[MATERIAL PROVIDED]
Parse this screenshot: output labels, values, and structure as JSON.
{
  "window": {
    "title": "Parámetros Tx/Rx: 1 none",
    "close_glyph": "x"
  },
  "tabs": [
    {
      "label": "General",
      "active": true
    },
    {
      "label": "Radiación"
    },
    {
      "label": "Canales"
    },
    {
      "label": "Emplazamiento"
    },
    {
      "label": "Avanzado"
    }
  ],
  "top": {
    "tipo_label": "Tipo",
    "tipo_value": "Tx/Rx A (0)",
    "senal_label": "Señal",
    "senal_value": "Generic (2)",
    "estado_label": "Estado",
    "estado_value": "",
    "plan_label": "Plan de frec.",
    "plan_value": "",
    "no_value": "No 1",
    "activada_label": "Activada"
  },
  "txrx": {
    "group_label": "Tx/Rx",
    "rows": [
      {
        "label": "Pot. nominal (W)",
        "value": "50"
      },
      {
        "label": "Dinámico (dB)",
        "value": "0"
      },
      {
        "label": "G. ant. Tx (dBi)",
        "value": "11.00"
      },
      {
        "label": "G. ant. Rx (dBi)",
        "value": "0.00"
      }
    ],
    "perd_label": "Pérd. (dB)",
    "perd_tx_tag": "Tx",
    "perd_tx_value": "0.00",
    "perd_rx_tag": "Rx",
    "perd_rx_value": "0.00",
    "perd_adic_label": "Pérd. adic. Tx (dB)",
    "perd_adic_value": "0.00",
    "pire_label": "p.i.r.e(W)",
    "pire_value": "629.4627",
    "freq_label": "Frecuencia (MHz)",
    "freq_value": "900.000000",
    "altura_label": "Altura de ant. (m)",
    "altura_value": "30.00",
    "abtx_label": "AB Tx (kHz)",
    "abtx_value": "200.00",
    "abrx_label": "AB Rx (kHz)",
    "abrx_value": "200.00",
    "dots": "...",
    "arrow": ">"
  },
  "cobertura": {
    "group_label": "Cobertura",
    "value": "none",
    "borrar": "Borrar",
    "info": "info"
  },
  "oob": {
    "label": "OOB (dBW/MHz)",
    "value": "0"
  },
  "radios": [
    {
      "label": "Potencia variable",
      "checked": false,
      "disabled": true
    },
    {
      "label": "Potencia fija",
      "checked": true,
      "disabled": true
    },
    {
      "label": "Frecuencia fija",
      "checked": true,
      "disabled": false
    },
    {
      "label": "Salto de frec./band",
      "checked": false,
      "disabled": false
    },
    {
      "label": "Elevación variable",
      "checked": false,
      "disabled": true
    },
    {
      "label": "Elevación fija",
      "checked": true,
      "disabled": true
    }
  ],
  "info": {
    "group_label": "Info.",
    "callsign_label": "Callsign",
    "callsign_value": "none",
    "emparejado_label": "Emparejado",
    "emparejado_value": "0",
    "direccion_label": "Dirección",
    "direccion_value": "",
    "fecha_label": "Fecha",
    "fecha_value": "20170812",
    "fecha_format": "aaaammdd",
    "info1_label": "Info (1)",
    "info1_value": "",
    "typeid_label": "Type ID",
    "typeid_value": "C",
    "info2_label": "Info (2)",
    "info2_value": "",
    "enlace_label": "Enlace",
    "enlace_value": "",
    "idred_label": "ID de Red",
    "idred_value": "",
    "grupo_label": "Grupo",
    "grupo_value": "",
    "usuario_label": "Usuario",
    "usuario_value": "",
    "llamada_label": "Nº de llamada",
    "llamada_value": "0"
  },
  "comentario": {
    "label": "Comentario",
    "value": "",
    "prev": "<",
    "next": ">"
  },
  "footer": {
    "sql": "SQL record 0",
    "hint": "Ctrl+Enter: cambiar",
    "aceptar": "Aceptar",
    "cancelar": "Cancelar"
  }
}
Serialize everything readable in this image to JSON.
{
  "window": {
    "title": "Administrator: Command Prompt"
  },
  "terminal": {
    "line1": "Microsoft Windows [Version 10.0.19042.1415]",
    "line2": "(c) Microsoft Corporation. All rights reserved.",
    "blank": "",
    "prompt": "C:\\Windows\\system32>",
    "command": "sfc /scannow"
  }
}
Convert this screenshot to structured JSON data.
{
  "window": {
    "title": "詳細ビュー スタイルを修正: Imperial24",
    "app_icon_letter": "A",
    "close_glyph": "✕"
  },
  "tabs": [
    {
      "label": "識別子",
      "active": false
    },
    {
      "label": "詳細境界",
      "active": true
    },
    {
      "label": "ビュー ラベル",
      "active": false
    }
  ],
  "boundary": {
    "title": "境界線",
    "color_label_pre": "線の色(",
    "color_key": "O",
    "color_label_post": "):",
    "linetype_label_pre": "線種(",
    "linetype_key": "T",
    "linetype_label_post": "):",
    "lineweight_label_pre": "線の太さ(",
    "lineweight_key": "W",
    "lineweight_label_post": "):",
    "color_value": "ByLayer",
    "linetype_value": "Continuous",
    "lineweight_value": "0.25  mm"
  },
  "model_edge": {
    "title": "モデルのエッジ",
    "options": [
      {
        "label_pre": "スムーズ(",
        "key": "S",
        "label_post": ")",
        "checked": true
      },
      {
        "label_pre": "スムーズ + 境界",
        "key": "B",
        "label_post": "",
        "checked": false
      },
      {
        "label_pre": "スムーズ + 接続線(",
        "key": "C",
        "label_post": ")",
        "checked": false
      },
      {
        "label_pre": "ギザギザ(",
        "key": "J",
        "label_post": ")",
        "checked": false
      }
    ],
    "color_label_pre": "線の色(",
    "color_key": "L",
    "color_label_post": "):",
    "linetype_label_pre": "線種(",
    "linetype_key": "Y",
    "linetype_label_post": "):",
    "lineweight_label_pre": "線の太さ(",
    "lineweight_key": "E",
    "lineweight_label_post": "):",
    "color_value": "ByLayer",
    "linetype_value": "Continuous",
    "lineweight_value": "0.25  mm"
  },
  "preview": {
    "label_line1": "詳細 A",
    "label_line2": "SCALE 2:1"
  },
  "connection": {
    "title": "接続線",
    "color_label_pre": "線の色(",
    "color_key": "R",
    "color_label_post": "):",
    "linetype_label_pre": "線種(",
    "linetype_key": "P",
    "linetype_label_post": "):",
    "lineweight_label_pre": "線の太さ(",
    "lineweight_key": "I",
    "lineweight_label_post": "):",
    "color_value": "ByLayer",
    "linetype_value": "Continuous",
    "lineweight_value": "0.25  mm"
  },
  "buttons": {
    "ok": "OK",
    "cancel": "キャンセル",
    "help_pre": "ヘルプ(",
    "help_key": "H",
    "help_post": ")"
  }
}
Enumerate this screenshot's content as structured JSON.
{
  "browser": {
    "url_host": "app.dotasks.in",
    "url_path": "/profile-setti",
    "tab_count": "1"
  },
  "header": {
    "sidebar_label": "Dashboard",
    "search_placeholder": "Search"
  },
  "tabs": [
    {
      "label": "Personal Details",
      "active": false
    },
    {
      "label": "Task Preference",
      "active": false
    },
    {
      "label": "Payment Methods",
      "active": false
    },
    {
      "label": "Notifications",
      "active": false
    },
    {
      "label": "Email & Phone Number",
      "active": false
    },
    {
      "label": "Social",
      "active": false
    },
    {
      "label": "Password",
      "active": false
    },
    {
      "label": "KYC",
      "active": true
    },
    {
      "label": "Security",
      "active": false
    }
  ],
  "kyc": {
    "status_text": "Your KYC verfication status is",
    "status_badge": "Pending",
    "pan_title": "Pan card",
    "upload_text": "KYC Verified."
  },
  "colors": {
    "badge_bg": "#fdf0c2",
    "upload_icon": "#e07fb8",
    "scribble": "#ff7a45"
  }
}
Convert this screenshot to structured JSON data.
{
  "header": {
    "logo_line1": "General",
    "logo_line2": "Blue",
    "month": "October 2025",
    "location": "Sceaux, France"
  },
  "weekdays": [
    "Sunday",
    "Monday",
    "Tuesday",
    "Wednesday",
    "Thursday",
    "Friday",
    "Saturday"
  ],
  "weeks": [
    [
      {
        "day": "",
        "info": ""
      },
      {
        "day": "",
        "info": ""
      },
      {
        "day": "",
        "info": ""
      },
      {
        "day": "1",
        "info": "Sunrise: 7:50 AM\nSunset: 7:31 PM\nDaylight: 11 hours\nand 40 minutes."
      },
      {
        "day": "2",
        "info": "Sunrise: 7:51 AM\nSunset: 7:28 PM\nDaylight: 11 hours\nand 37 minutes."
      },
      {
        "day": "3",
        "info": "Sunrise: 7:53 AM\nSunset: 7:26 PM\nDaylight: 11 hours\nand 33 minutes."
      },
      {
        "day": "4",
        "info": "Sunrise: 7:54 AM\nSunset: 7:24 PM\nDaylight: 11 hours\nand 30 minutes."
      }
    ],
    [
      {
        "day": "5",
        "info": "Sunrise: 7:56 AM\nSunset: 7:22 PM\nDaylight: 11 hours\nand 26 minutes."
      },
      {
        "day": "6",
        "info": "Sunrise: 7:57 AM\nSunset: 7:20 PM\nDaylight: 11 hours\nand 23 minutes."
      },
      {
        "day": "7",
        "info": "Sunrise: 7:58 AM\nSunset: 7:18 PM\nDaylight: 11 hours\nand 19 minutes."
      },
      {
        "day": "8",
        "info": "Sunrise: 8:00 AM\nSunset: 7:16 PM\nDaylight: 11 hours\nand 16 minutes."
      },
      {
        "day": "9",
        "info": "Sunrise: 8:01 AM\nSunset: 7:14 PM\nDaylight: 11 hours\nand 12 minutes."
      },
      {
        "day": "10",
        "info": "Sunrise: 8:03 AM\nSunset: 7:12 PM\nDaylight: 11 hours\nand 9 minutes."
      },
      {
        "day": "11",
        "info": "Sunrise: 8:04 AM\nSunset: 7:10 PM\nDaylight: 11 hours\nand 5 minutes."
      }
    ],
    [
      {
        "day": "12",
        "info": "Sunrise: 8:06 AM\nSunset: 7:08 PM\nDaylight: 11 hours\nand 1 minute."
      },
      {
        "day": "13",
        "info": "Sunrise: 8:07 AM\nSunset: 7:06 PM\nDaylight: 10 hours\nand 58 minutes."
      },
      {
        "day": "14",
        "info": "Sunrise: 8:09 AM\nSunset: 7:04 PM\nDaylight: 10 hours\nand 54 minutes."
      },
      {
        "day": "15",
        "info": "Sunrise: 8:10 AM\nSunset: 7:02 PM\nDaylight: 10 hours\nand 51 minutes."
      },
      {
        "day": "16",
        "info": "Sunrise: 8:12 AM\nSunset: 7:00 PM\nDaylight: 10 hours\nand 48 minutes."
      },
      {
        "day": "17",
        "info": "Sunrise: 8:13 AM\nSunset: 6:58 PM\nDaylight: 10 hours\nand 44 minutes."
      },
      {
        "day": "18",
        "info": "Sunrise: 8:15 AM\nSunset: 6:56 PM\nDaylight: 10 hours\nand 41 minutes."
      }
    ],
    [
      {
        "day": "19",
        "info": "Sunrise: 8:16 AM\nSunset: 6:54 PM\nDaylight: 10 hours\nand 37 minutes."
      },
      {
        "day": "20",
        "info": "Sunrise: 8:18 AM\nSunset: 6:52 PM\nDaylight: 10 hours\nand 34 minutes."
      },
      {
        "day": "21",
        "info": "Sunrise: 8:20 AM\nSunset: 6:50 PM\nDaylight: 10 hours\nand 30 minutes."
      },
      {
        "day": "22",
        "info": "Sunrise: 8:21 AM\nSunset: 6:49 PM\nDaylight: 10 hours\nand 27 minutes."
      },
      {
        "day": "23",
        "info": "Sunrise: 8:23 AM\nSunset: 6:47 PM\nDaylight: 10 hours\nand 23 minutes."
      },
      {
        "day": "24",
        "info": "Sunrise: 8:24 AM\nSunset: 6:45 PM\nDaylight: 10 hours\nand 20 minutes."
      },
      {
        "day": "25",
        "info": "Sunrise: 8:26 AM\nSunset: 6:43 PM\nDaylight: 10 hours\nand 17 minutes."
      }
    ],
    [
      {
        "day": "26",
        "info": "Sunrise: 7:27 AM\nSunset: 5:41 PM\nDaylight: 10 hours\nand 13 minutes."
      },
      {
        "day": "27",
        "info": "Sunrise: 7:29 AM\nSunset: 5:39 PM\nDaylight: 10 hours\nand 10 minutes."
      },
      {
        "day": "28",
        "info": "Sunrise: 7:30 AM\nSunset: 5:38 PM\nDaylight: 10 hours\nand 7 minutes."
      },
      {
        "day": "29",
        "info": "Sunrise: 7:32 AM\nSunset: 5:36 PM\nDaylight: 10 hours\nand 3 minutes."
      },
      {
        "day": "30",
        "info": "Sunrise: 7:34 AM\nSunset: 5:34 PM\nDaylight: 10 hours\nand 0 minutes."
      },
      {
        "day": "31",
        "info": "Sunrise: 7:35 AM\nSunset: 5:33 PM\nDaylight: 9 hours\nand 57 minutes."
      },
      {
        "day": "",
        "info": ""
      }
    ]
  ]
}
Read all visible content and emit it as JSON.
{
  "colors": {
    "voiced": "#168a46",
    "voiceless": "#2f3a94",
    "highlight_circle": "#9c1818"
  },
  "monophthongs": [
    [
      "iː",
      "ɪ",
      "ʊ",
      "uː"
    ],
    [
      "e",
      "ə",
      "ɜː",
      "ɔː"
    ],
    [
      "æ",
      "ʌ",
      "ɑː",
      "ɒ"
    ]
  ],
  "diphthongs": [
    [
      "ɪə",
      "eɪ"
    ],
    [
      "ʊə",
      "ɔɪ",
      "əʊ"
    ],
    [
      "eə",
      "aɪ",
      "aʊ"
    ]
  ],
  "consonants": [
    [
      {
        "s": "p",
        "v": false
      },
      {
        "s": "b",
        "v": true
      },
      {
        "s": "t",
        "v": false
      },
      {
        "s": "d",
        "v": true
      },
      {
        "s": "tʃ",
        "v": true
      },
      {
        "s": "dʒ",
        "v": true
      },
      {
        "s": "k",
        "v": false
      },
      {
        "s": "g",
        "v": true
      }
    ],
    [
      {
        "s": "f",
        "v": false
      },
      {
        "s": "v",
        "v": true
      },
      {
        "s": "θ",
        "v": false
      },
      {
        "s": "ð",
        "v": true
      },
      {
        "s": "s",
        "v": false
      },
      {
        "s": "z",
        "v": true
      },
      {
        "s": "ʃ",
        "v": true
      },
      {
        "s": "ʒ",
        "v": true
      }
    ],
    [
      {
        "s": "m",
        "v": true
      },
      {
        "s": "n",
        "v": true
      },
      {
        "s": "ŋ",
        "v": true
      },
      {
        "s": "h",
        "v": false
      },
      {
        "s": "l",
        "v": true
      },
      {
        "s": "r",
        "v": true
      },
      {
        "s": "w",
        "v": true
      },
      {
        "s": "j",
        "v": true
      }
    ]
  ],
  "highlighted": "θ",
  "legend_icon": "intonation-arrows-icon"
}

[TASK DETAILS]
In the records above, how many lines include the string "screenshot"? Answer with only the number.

[EXERCISE OUTPUT]
4